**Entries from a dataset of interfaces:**
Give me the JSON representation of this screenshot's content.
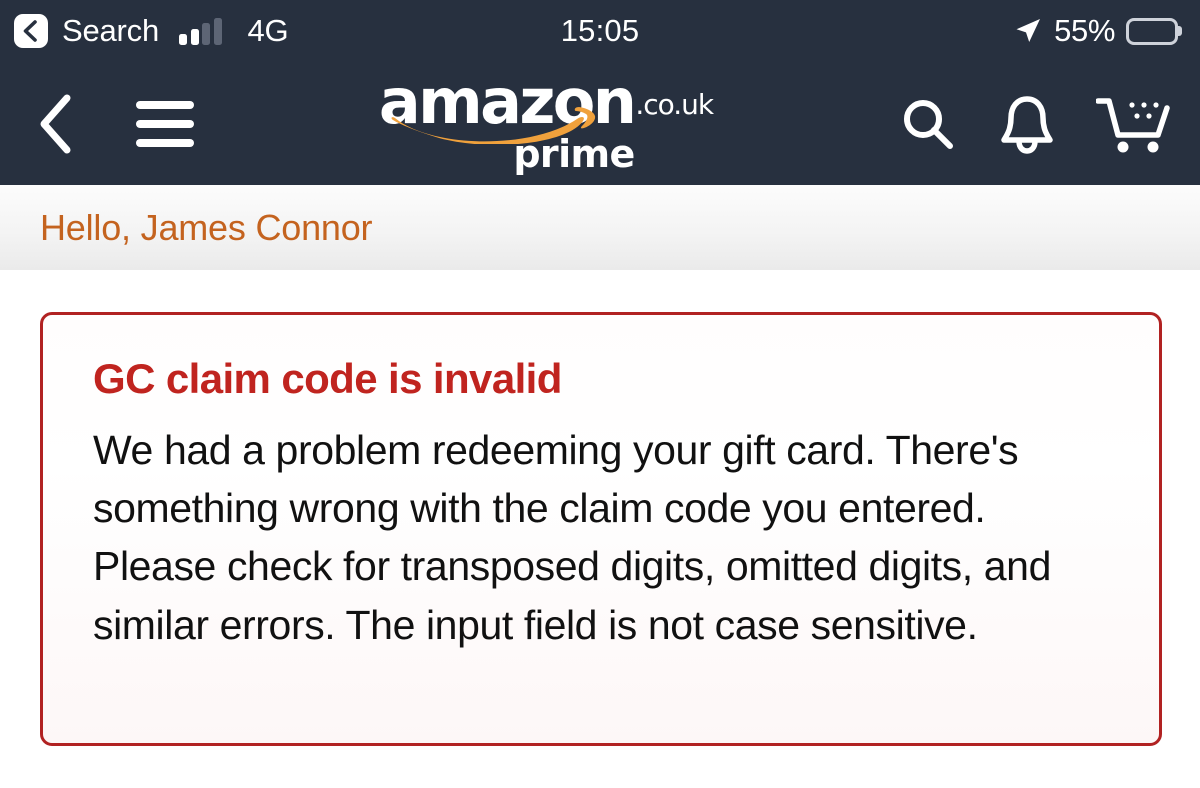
{
  "status_bar": {
    "back_chip_icon": "chevron-left-icon",
    "back_label": "Search",
    "signal_icon": "cellular-signal-icon",
    "signal_bars_active": 2,
    "signal_bars_total": 4,
    "carrier": "4G",
    "time": "15:05",
    "location_icon": "location-arrow-icon",
    "battery_percent": "55%",
    "battery_level": 55,
    "battery_icon": "battery-icon"
  },
  "nav_bar": {
    "background_color": "#27303F",
    "back_icon": "chevron-left-icon",
    "menu_icon": "hamburger-menu-icon",
    "logo": {
      "word": "amazon",
      "tld": ".co.uk",
      "subtitle": "prime",
      "smile_icon": "amazon-smile-arrow-icon",
      "smile_color": "#F0A13C"
    },
    "search_icon": "search-icon",
    "notifications_icon": "bell-icon",
    "cart_icon": "shopping-cart-icon"
  },
  "greeting": {
    "text": "Hello, James Connor",
    "color": "#c4631f"
  },
  "alert": {
    "title": "GC claim code is invalid",
    "body": "We had a problem redeeming your gift card. There's something wrong with the claim code you entered. Please check for transposed digits, omitted digits, and similar errors. The input field is not case sensitive.",
    "border_color": "#b12222",
    "title_color": "#c0241f"
  }
}
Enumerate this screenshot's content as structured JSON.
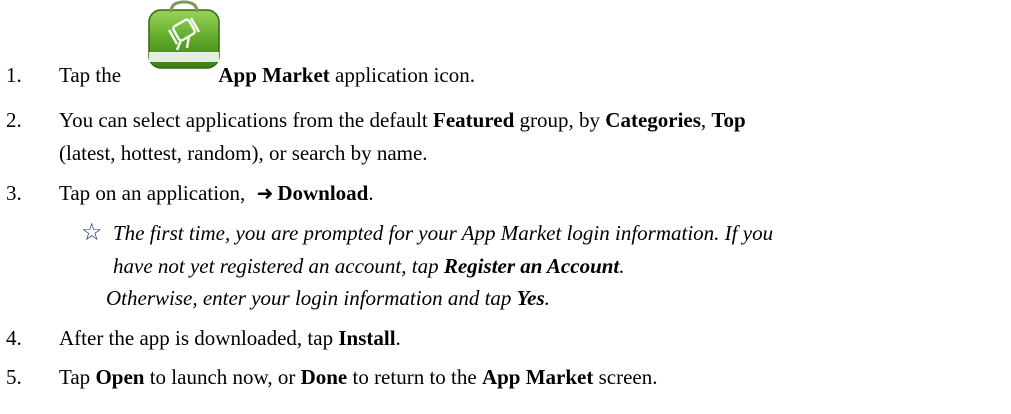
{
  "steps": [
    {
      "num": "1.",
      "pre": "Tap the ",
      "bold1": "App Market",
      "post1": " application icon."
    },
    {
      "num": "2.",
      "pre": "You can select applications from the default ",
      "bold1": "Featured",
      "mid1": " group, by ",
      "bold2": "Categories",
      "mid2": ", ",
      "bold3": "Top",
      "line2": "(latest, hottest, random), or search by name."
    },
    {
      "num": "3.",
      "pre": "Tap on an application, ",
      "bold1": "Download",
      "post1": "."
    },
    {
      "num": "4.",
      "pre": "After the app is downloaded, tap ",
      "bold1": "Install",
      "post1": "."
    },
    {
      "num": "5.",
      "pre": "Tap ",
      "bold1": "Open",
      "mid1": " to launch now, or ",
      "bold2": "Done",
      "mid2": " to return to the ",
      "bold3": "App Market",
      "post1": " screen."
    }
  ],
  "note": {
    "line1": "The first time, you are prompted for your App Market login information. If you",
    "line2_pre": "have not yet registered an account, tap ",
    "line2_bold": "Register an Account",
    "line2_post": ".",
    "line3_pre": "Otherwise, enter your login information and tap ",
    "line3_bold": "Yes",
    "line3_post": "."
  },
  "icons": {
    "app_market": "app-market-icon",
    "arrow": "right-arrow-icon",
    "star": "star-outline-icon"
  },
  "colors": {
    "text": "#000000",
    "star": "#1c2a8a",
    "icon_green": "#5fa82a"
  }
}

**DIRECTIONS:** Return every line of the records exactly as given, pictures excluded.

**FINISHED TASK:**
Give me the JSON representation of this screenshot's content.
{
  "status_bar": {
    "back_chip_icon": "chevron-left-icon",
    "back_label": "Search",
    "signal_icon": "cellular-signal-icon",
    "signal_bars_active": 2,
    "signal_bars_total": 4,
    "carrier": "4G",
    "time": "15:05",
    "location_icon": "location-arrow-icon",
    "battery_percent": "55%",
    "battery_level": 55,
    "battery_icon": "battery-icon"
  },
  "nav_bar": {
    "background_color": "#27303F",
    "back_icon": "chevron-left-icon",
    "menu_icon": "hamburger-menu-icon",
    "logo": {
      "word": "amazon",
      "tld": ".co.uk",
      "subtitle": "prime",
      "smile_icon": "amazon-smile-arrow-icon",
      "smile_color": "#F0A13C"
    },
    "search_icon": "search-icon",
    "notifications_icon": "bell-icon",
    "cart_icon": "shopping-cart-icon"
  },
  "greeting": {
    "text": "Hello, James Connor",
    "color": "#c4631f"
  },
  "alert": {
    "title": "GC claim code is invalid",
    "body": "We had a problem redeeming your gift card. There's something wrong with the claim code you entered. Please check for transposed digits, omitted digits, and similar errors. The input field is not case sensitive.",
    "border_color": "#b12222",
    "title_color": "#c0241f"
  }
}
Enumerate this screenshot's content as structured JSON.
{
  "steps": [
    {
      "num": "1.",
      "pre": "Tap the ",
      "bold1": "App Market",
      "post1": " application icon."
    },
    {
      "num": "2.",
      "pre": "You can select applications from the default ",
      "bold1": "Featured",
      "mid1": " group, by ",
      "bold2": "Categories",
      "mid2": ", ",
      "bold3": "Top",
      "line2": "(latest, hottest, random), or search by name."
    },
    {
      "num": "3.",
      "pre": "Tap on an application, ",
      "bold1": "Download",
      "post1": "."
    },
    {
      "num": "4.",
      "pre": "After the app is downloaded, tap ",
      "bold1": "Install",
      "post1": "."
    },
    {
      "num": "5.",
      "pre": "Tap ",
      "bold1": "Open",
      "mid1": " to launch now, or ",
      "bold2": "Done",
      "mid2": " to return to the ",
      "bold3": "App Market",
      "post1": " screen."
    }
  ],
  "note": {
    "line1": "The first time, you are prompted for your App Market login information. If you",
    "line2_pre": "have not yet registered an account, tap ",
    "line2_bold": "Register an Account",
    "line2_post": ".",
    "line3_pre": "Otherwise, enter your login information and tap ",
    "line3_bold": "Yes",
    "line3_post": "."
  },
  "icons": {
    "app_market": "app-market-icon",
    "arrow": "right-arrow-icon",
    "star": "star-outline-icon"
  },
  "colors": {
    "text": "#000000",
    "star": "#1c2a8a",
    "icon_green": "#5fa82a"
  }
}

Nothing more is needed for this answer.